##### Input for this task #####

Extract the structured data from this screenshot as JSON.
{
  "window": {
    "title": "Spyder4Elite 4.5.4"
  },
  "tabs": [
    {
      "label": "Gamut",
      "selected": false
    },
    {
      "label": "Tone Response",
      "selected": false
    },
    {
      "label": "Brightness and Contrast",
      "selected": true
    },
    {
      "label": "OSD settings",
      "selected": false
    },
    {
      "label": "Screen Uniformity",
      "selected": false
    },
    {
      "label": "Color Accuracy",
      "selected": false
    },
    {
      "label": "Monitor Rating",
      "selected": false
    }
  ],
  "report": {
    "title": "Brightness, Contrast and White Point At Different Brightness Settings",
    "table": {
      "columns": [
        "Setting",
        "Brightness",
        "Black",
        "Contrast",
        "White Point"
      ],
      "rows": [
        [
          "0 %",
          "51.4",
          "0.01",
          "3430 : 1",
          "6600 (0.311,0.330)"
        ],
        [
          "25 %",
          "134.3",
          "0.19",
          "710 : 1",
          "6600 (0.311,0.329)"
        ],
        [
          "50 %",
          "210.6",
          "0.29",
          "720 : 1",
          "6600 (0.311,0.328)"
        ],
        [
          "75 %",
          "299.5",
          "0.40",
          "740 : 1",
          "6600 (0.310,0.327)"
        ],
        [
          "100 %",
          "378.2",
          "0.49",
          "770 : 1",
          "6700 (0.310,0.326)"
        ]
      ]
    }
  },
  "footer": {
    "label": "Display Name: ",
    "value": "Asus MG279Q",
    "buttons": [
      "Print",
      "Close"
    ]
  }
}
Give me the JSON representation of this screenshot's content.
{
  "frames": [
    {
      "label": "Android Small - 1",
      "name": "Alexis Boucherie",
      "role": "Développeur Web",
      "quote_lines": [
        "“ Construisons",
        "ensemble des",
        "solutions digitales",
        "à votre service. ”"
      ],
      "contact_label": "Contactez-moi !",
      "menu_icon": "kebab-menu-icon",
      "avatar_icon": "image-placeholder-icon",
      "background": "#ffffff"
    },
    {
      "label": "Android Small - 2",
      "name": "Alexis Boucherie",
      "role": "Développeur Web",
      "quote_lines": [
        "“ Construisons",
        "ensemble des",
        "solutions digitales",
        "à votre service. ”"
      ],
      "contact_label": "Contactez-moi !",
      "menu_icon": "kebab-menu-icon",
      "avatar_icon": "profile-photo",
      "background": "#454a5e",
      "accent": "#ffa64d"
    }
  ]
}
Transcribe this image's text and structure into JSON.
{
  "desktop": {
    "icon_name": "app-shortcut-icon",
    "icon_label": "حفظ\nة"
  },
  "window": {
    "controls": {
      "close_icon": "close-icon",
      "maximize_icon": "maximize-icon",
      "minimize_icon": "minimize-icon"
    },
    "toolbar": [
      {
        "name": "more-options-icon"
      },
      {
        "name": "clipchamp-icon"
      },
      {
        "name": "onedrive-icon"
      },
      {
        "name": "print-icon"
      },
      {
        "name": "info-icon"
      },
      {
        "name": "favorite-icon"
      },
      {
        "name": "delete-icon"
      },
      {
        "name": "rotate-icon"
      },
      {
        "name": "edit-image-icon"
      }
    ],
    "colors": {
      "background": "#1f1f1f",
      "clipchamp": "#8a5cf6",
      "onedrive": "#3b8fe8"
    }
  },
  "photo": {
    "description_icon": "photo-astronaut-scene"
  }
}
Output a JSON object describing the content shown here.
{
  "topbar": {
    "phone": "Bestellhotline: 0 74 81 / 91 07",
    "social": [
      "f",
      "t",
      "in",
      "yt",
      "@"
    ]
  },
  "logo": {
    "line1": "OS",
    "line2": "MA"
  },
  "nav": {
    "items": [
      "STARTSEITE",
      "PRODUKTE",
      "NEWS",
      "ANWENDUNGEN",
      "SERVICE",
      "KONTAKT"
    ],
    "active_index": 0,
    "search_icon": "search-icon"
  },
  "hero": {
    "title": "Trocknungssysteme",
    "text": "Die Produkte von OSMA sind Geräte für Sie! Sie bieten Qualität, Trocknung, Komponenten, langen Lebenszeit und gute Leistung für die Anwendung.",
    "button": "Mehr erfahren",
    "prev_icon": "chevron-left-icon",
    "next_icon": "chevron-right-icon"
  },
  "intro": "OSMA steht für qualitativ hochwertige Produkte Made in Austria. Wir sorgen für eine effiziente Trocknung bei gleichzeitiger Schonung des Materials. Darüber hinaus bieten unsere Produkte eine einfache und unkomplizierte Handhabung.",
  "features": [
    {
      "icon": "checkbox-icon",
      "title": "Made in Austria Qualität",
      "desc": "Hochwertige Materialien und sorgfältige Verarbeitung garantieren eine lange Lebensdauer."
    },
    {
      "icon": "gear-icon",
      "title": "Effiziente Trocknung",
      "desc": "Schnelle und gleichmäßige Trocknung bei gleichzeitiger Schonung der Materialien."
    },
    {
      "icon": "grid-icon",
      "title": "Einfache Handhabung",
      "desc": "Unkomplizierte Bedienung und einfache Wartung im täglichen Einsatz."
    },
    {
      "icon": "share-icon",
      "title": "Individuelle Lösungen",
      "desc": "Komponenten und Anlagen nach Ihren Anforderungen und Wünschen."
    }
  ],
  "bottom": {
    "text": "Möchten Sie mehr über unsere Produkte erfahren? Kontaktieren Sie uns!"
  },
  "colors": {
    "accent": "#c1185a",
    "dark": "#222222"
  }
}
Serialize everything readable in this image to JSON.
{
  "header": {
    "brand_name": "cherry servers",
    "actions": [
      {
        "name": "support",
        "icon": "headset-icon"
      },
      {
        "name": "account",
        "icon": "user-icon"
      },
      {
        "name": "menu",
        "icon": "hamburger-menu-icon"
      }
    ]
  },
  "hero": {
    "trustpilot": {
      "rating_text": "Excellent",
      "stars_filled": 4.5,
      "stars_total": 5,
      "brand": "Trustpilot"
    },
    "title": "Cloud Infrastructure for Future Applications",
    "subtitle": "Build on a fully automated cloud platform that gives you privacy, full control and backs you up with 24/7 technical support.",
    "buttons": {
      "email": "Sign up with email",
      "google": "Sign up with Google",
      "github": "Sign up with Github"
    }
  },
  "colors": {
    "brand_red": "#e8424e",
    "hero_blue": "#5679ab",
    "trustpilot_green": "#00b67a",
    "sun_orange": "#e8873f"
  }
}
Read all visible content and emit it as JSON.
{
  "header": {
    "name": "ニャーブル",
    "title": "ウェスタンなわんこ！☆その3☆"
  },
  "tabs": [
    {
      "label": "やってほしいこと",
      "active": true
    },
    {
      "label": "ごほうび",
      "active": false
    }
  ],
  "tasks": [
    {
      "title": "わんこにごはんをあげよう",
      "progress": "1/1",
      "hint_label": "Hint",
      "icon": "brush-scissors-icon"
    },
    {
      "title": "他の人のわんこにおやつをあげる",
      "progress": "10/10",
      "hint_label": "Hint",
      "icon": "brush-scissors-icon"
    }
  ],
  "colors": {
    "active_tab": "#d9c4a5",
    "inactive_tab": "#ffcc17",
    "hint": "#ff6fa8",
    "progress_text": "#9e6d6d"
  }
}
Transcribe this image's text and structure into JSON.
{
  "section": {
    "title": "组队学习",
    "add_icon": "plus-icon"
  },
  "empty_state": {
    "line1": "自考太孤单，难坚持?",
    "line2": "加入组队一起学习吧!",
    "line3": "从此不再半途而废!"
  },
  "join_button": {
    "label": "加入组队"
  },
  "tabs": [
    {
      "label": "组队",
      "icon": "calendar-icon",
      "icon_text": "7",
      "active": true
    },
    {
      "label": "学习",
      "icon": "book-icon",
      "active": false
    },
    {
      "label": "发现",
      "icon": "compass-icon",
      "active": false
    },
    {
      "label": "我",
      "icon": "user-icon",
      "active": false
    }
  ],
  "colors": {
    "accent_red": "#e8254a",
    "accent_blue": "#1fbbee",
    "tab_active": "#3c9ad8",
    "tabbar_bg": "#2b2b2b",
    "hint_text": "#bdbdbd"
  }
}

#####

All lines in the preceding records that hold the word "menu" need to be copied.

Task response:
      "menu_icon": "kebab-menu-icon",
      "menu_icon": "kebab-menu-icon",
        "name": "menu",
        "icon": "hamburger-menu-icon"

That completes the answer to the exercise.